Task item:
Among the entries below, find every line that contains the string "Andy", then copy it.

Data about app and page elements:
_ _ _

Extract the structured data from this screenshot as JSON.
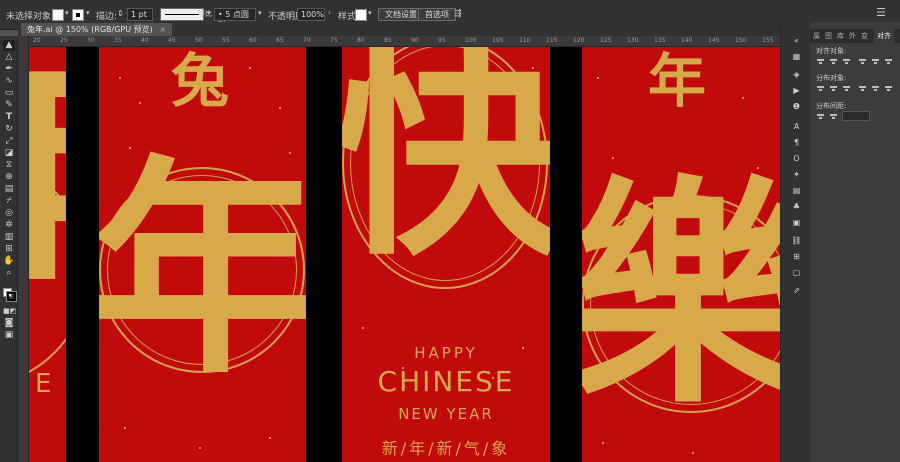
{
  "control_bar": {
    "selection_label": "未选择对象",
    "stroke_label": "描边:",
    "stroke_value": "1 pt",
    "profile_label": "等比",
    "brush_label": "5 点圆形",
    "opacity_label": "不透明度",
    "opacity_value": "100%",
    "style_label": "样式",
    "doc_setup_button": "文档设置",
    "preferences_button": "首选项"
  },
  "document_tab": {
    "title": "兔年.ai @ 150% (RGB/GPU 预览)",
    "close": "×"
  },
  "ruler_h": {
    "marks": [
      "20",
      "25",
      "30",
      "35",
      "40",
      "45",
      "50",
      "55",
      "60",
      "65",
      "70",
      "75",
      "80",
      "85",
      "90",
      "95",
      "100",
      "105",
      "110",
      "115",
      "120",
      "125",
      "130",
      "135",
      "140",
      "145",
      "150",
      "155"
    ]
  },
  "toolbar": {
    "tools": [
      "selection",
      "direct-selection",
      "pen",
      "curvature",
      "pencil",
      "rectangle",
      "type",
      "rotate",
      "scale",
      "width",
      "eraser",
      "shape-builder",
      "gradient",
      "eyedropper",
      "blend",
      "symbol-sprayer",
      "graph",
      "artboard",
      "slice",
      "hand",
      "zoom"
    ]
  },
  "canvas": {
    "colors": {
      "red": "#c00a0b",
      "gold": "#d8a94a",
      "black": "#000000"
    },
    "panel1": {
      "big_char": "年",
      "edge_letter": "E"
    },
    "panel2": {
      "top_char": "兔",
      "big_char": "年"
    },
    "panel3": {
      "big_char": "快",
      "line1": "HAPPY",
      "line2": "CHINESE",
      "line3": "NEW YEAR",
      "line4": "新/年/新/气/象"
    },
    "panel4": {
      "top_char": "年",
      "big_char": "樂"
    }
  },
  "right_panel": {
    "tabs": [
      "属",
      "图",
      "库",
      "外",
      "变",
      "对齐"
    ],
    "align_objects_label": "对齐对象:",
    "distribute_objects_label": "分布对象:",
    "distribute_spacing_label": "分布间距:"
  }
}
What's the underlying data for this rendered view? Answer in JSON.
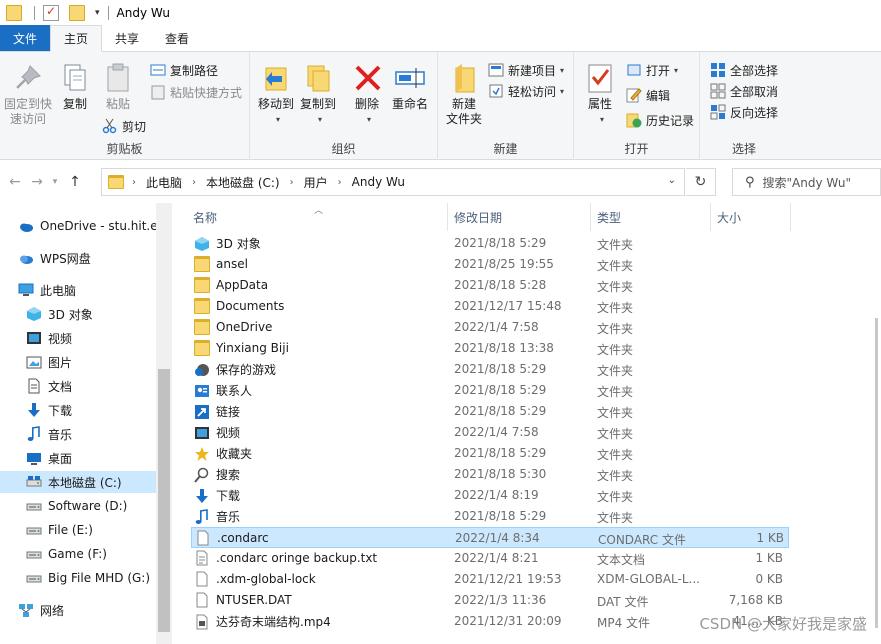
{
  "titlebar": {
    "title": "Andy Wu"
  },
  "ribbon_tabs": [
    "文件",
    "主页",
    "共享",
    "查看"
  ],
  "ribbon": {
    "clipboard": {
      "label": "剪贴板",
      "pin": "固定到快速访问",
      "pin_l1": "固定到快",
      "pin_l2": "速访问",
      "copy": "复制",
      "paste": "粘贴",
      "copy_path": "复制路径",
      "paste_shortcut": "粘贴快捷方式",
      "cut": "剪切"
    },
    "organize": {
      "label": "组织",
      "move_to": "移动到",
      "copy_to": "复制到",
      "delete": "删除",
      "rename": "重命名"
    },
    "new": {
      "label": "新建",
      "new_folder_l1": "新建",
      "new_folder_l2": "文件夹",
      "new_item": "新建项目",
      "easy_access": "轻松访问"
    },
    "open": {
      "label": "打开",
      "properties": "属性",
      "open": "打开",
      "edit": "编辑",
      "history": "历史记录"
    },
    "select": {
      "label": "选择",
      "select_all": "全部选择",
      "select_none": "全部取消",
      "invert": "反向选择"
    }
  },
  "address": {
    "crumbs": [
      "此电脑",
      "本地磁盘 (C:)",
      "用户",
      "Andy Wu"
    ],
    "search_placeholder": "搜索\"Andy Wu\""
  },
  "nav": {
    "items": [
      {
        "label": "OneDrive - stu.hit.edu.cn",
        "icon": "onedrive-cloud-icon"
      },
      {
        "label": "WPS网盘",
        "icon": "wps-cloud-icon"
      },
      {
        "label": "此电脑",
        "icon": "this-pc-icon"
      },
      {
        "label": "3D 对象",
        "icon": "3d-objects-icon"
      },
      {
        "label": "视频",
        "icon": "video-icon"
      },
      {
        "label": "图片",
        "icon": "pictures-icon"
      },
      {
        "label": "文档",
        "icon": "documents-icon"
      },
      {
        "label": "下载",
        "icon": "download-icon"
      },
      {
        "label": "音乐",
        "icon": "music-icon"
      },
      {
        "label": "桌面",
        "icon": "desktop-icon"
      },
      {
        "label": "本地磁盘 (C:)",
        "icon": "local-disk-icon"
      },
      {
        "label": "Software (D:)",
        "icon": "drive-icon"
      },
      {
        "label": "File (E:)",
        "icon": "drive-icon"
      },
      {
        "label": "Game (F:)",
        "icon": "drive-icon"
      },
      {
        "label": "Big File MHD (G:)",
        "icon": "drive-icon"
      },
      {
        "label": "网络",
        "icon": "network-icon"
      }
    ]
  },
  "columns": {
    "name": "名称",
    "date": "修改日期",
    "type": "类型",
    "size": "大小"
  },
  "files": [
    {
      "name": "3D 对象",
      "date": "2021/8/18 5:29",
      "type": "文件夹",
      "size": "",
      "icon": "3d-objects-icon"
    },
    {
      "name": "ansel",
      "date": "2021/8/25 19:55",
      "type": "文件夹",
      "size": "",
      "icon": "folder-icon"
    },
    {
      "name": "AppData",
      "date": "2021/8/18 5:28",
      "type": "文件夹",
      "size": "",
      "icon": "folder-icon"
    },
    {
      "name": "Documents",
      "date": "2021/12/17 15:48",
      "type": "文件夹",
      "size": "",
      "icon": "folder-icon"
    },
    {
      "name": "OneDrive",
      "date": "2022/1/4 7:58",
      "type": "文件夹",
      "size": "",
      "icon": "folder-icon"
    },
    {
      "name": "Yinxiang Biji",
      "date": "2021/8/18 13:38",
      "type": "文件夹",
      "size": "",
      "icon": "folder-icon"
    },
    {
      "name": "保存的游戏",
      "date": "2021/8/18 5:29",
      "type": "文件夹",
      "size": "",
      "icon": "saved-games-icon"
    },
    {
      "name": "联系人",
      "date": "2021/8/18 5:29",
      "type": "文件夹",
      "size": "",
      "icon": "contacts-icon"
    },
    {
      "name": "链接",
      "date": "2021/8/18 5:29",
      "type": "文件夹",
      "size": "",
      "icon": "links-icon"
    },
    {
      "name": "视频",
      "date": "2022/1/4 7:58",
      "type": "文件夹",
      "size": "",
      "icon": "video-icon"
    },
    {
      "name": "收藏夹",
      "date": "2021/8/18 5:29",
      "type": "文件夹",
      "size": "",
      "icon": "favorites-star-icon"
    },
    {
      "name": "搜索",
      "date": "2021/8/18 5:30",
      "type": "文件夹",
      "size": "",
      "icon": "search-icon"
    },
    {
      "name": "下载",
      "date": "2022/1/4 8:19",
      "type": "文件夹",
      "size": "",
      "icon": "download-icon"
    },
    {
      "name": "音乐",
      "date": "2021/8/18 5:29",
      "type": "文件夹",
      "size": "",
      "icon": "music-icon"
    },
    {
      "name": ".condarc",
      "date": "2022/1/4 8:34",
      "type": "CONDARC 文件",
      "size": "1 KB",
      "icon": "file-icon"
    },
    {
      "name": ".condarc oringe backup.txt",
      "date": "2022/1/4 8:21",
      "type": "文本文档",
      "size": "1 KB",
      "icon": "text-file-icon"
    },
    {
      "name": ".xdm-global-lock",
      "date": "2021/12/21 19:53",
      "type": "XDM-GLOBAL-L...",
      "size": "0 KB",
      "icon": "file-icon"
    },
    {
      "name": "NTUSER.DAT",
      "date": "2022/1/3 11:36",
      "type": "DAT 文件",
      "size": "7,168 KB",
      "icon": "file-icon"
    },
    {
      "name": "达芬奇末端结构.mp4",
      "date": "2021/12/31 20:09",
      "type": "MP4 文件",
      "size": "41,... KB",
      "icon": "video-file-icon"
    }
  ],
  "selected_file": ".condarc",
  "watermark": "CSDN @大家好我是家盛",
  "colors": {
    "file_tab": "#1a6fc4",
    "selection": "#cce8ff",
    "folder": "#f8d775"
  }
}
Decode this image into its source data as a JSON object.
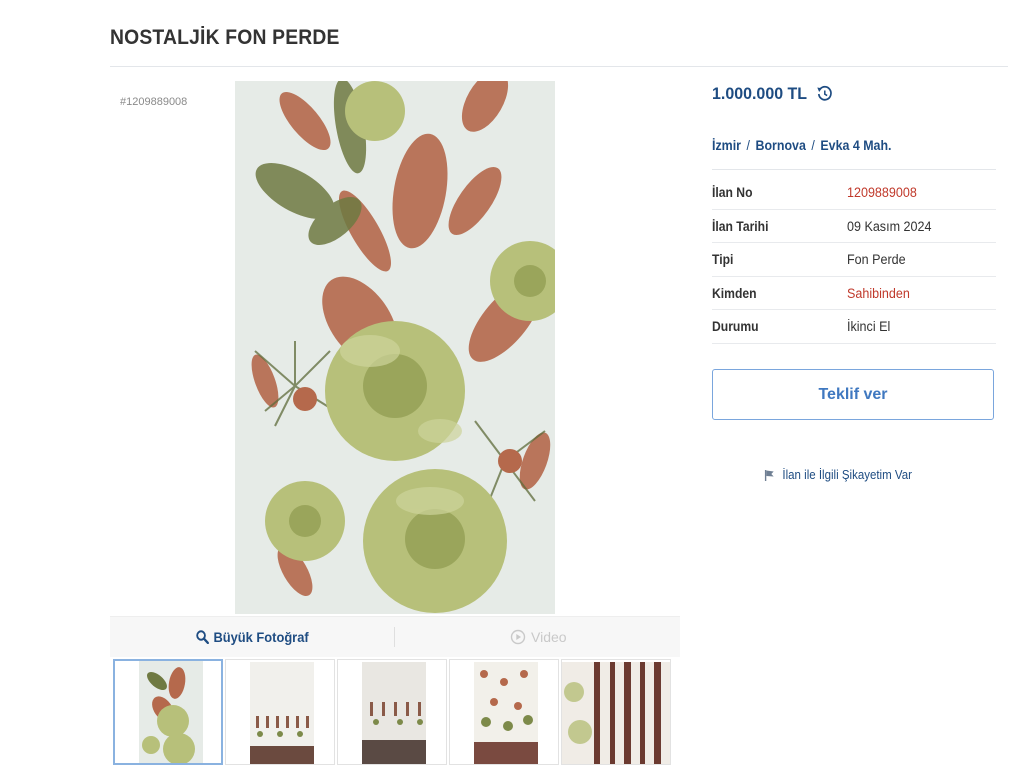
{
  "header": {
    "title": "NOSTALJİK FON PERDE"
  },
  "gallery": {
    "listing_ref": "#1209889008",
    "big_photo_label": "Büyük Fotoğraf",
    "video_label": "Video",
    "thumbnail_count": 5
  },
  "details": {
    "price": "1.000.000 TL",
    "location": {
      "city": "İzmir",
      "district": "Bornova",
      "neighborhood": "Evka 4 Mah."
    },
    "rows": [
      {
        "key": "İlan No",
        "value": "1209889008"
      },
      {
        "key": "İlan Tarihi",
        "value": "09 Kasım 2024"
      },
      {
        "key": "Tipi",
        "value": "Fon Perde"
      },
      {
        "key": "Kimden",
        "value": "Sahibinden"
      },
      {
        "key": "Durumu",
        "value": "İkinci El"
      }
    ],
    "offer_button": "Teklif ver",
    "complaint_link": "İlan ile İlgili Şikayetim Var"
  },
  "colors": {
    "brand_blue": "#1e4c82",
    "button_blue": "#3f78c0",
    "highlight_red": "#c0392b",
    "leaf_rust": "#b5694c",
    "leaf_green": "#a7b46a"
  },
  "icons": {
    "price_history": "history-icon",
    "search": "magnifier-icon",
    "video": "play-circle-icon",
    "complaint": "flag-icon"
  }
}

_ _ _

Solved exercise:
    "title": "Andy Wu"
      "Andy Wu"
    "search_placeholder": "搜索\"Andy Wu\""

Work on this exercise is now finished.